Problem to solve: Return all lines from the listing below in which the string "Global" occurs.

BEGIN

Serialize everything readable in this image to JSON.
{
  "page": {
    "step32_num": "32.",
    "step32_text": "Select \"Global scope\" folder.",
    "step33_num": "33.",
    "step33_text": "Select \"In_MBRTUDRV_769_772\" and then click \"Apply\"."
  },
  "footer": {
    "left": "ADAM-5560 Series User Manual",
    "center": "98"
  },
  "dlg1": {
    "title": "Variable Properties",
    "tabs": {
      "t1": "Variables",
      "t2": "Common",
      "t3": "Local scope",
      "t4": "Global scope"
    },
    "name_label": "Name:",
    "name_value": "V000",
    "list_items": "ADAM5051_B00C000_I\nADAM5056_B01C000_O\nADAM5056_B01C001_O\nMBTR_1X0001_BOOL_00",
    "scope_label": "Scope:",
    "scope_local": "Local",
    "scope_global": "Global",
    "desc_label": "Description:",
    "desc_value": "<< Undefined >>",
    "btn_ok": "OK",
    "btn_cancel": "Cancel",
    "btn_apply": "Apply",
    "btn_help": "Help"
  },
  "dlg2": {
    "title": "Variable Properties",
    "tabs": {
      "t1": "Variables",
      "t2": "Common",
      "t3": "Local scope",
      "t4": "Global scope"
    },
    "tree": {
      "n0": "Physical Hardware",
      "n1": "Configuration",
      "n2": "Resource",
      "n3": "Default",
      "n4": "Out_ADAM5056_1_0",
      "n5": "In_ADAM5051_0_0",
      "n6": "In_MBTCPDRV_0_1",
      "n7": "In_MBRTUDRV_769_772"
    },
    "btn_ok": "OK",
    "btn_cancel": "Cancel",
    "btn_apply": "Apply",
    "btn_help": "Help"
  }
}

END

Exercise result:
    "step32_text": "Select \"Global scope\" folder.",
      "t4": "Global scope"
    "scope_global": "Global",
      "t4": "Global scope"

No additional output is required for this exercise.